I don’t always agree with Screen’s critics, even though, obviously, their review automatically becomes “the Screen review”. It’s harder when I see a film I love, only to find it eviscerated on ScreenDaily.
It happened recently in Locarno when I saw Mia Hansen-Love’s Goodbye First Love (Un Amour De Jeunesse), which screened in competition. It had already opened in France in July. As a big fan of Hansen-Love’s The Father Of My Children, I had high expectations and was not disappointed.
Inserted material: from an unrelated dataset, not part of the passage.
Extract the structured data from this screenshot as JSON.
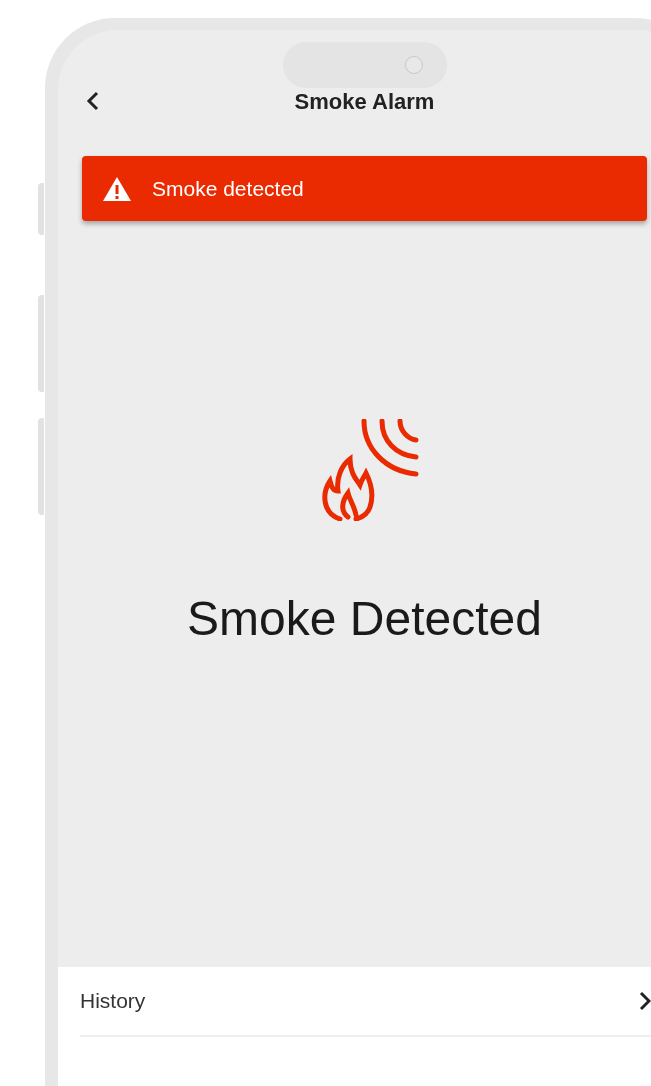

Rooted in her own teenage experiences, it’s an achingly beautiful film exploring the all-consuming intoxication of a first love affair and its impact on a young girl over a period of ten years or so. Avoiding clichés of hysterical French maladie d’amour movies and revealing bitter truths about the caution and complications of adulthood, the film was a Locarno highlight and stayed with me long after the end credits.
It’s also notable for a star-making lead performance by 18-year-old Lola Creton, one of those withering French beauties destined for a long career. Creton carries her pain with her throughout the film, effortlessly moving from passionate 15-year-old to more reflective twentysomething.
So it was with some chagrin that I read the official Screen review by our France-based critic Lisa Nesselson who clearly detested the film and indeed Creton. Everything which I found profound and meaningful left her cold. I couldn’t have agreed with her less.
But Nesselson is a fine critic and I respect her opinion. Film after all is the ultimate subjective medium. Did she get it wrong? How can anybody’s opinion be wrong in a medium that aims to provoke a personal emotional response in every single one of its viewers?
I appreciate that for some films, the Screen review can be a crucial factor in their future. Those are usually titles at film festivals which have no distribution in place and are looking for a sales agent or sales. Screen’s review is often the first one out of the gate. In the case of Goodbye First Love, the film has already opened in France and been widely pre-sold, so this review can be offset by the many good reviews of the film that have already appeared. But we pride ourselves on our roster of seasoned and intelligent critics, and often their opinion won’t be palatable to the film-makers, the sales agent or, in this case, me!
Coincidentally, on my return from Locarno, I found angry voices in the Screen team about our review of The Help, Tate Taylor’s screen adaptation of the Kathryn Stockett bestseller for DreamWorks. I haven’t seen this film yet but heard nothing but good buzz ahead of its US opening. Two of my colleagues saw it in a UK preview and loved it passionately. Their enthusiasm was infectious and I was keen to see it.
The lacklustre Screen review by John Hazelton filled them with consternation. Again, it was a case of different opinions. As editor, I stand by John’s review, but still can’t wait to see the film and look forward to having my own opinion.
The opinion of film critics is a perennial cause for dissent, of course. Sometimes I think we get it right at Screen, sometimes not. But that is the nature of film. It affects people in different ways. I remember sitting in the Cannes screening of Biutiful last year, feeling irritated and manipulated, only to turn to a colleague next to me who was crying with abandon, genuinely moved by the drama on screen. Yes, our reviews have a trade spin but they also, inevitably, represent the personal response of individuals.